Friday, 5 October 2012

Seventy First Friday Flash: The Great Eggscape

Rimotar had never been so scared in his life before. A biting beak of death was only feet away from him, ready to snatch him away even if he relaxed for a second. To make things worse the egg he had stolen was definitely hatching.

Another part of the egg shell fell away. Rimotar inched forward with one eye on the mother griffin that appeared to be resting just outside his rock overhang. He peered within, a small front paw shot out and scratched his face quite badly.

“Ah!” he shouted.
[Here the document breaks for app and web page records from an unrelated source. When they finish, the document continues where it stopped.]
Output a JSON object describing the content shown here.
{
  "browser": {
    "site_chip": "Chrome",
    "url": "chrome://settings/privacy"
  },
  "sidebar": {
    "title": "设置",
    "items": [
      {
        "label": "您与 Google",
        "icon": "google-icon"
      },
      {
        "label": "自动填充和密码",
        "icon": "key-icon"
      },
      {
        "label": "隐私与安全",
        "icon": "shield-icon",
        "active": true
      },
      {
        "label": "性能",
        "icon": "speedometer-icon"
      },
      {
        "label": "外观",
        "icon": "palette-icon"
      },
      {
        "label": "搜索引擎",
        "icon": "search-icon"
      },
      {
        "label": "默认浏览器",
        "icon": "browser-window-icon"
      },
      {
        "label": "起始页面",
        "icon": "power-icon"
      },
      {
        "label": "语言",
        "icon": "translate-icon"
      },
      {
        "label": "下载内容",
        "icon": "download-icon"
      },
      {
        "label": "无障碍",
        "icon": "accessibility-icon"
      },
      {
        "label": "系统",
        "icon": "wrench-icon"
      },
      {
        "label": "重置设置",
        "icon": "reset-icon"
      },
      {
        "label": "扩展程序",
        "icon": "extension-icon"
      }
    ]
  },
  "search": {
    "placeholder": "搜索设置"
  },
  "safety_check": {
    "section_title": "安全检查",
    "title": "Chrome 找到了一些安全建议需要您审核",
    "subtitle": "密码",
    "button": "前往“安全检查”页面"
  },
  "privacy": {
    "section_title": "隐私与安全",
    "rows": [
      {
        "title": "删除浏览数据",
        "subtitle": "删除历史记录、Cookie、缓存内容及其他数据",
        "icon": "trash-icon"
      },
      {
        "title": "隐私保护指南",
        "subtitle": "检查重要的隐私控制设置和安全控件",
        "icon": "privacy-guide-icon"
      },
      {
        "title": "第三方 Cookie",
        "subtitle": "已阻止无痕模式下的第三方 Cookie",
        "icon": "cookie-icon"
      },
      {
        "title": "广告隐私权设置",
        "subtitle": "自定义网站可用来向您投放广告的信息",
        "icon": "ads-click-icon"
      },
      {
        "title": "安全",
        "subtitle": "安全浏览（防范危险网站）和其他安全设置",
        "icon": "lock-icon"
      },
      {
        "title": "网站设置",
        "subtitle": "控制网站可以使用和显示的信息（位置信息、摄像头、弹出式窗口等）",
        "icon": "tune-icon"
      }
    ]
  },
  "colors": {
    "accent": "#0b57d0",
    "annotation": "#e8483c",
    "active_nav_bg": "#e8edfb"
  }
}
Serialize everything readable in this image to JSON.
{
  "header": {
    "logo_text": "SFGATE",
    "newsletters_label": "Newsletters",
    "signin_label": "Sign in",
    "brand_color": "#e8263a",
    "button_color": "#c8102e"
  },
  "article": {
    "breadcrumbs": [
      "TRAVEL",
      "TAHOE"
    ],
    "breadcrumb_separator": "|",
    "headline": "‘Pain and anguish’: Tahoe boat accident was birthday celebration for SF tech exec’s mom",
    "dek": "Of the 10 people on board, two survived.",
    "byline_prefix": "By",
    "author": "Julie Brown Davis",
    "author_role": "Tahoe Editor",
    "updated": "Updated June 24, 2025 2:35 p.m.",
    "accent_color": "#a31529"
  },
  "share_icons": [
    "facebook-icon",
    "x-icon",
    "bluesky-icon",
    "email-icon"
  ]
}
He was bleeding from three places now.

The tiny griffin busted out of the rest of the shell. It snapped its jaw and scratched at the ground, squealing as it did so.

“Shh!” hissed Rimotar with his finger on his lips. It was of little use, the mother was shifting her weight to have a look.

Scrambling, Rimotar had only one option, he covered himself in the gooey remnants of the egg. The mother looked in with her big head, the baby griffin crawled out. Rimotar followed suit. Hoping the covering would disguise him as one of her own.

The mother griffin sniffed the baby griffin, satisfied it nuzzled its head against it, crooning as she did so. Next she went up to the slowly moving away Rimotar. Rimotar paused. She sniffed him and then looked at him with its big eyes. This was it, Rimotar's mother would discover his mutilated body later and that will be end of him. The griffin moved in closer and rubbed her head against him. Rimotar found it oddly comforting.

Rimotar wondered if she didn't see him as a threat anymore or that she wanted him as a snack for her young ones. The thought made Rimotar shiver in dread. The baby griffin came over and yapped at her feet. Squawking she grabbed them both and took them up to the nest, just in time to see that the other eggs were hatching too.

Rimotar edged away, trying to escape, but she was a sharp one and pulled him back. For almost a day Rimotar suffered many more scratches and bites and having to eat raw meat because the mother griffin was expecting him too was not something he wanted to relive.

Then the next morning one of the babies leaped for freedom, and the mother went after it. Seeing his chance Rimotar went for it. The other two squawked in protest, but their mother was too far away to hear.

Exhausted from the climb up the cliff face Rimotar collapsed under a bush for shelter. For the next couple of hours Rimotar caught bits of sleep as the mother griffin came searching for him minutes at a time. She didn't want to leave her young ones alone for too long.

After an hour of stumbling and resting Rimotar eventually crashed through the kitchen door of his family home.

“Rimotar! My baby!”

“I love you mum.”

She hugged him tight. “You are never leaving the house again!”

“I don't plan to.”

“And mom, it's true, I can use magic.”

“Your father won't be pleased.”

“I know.”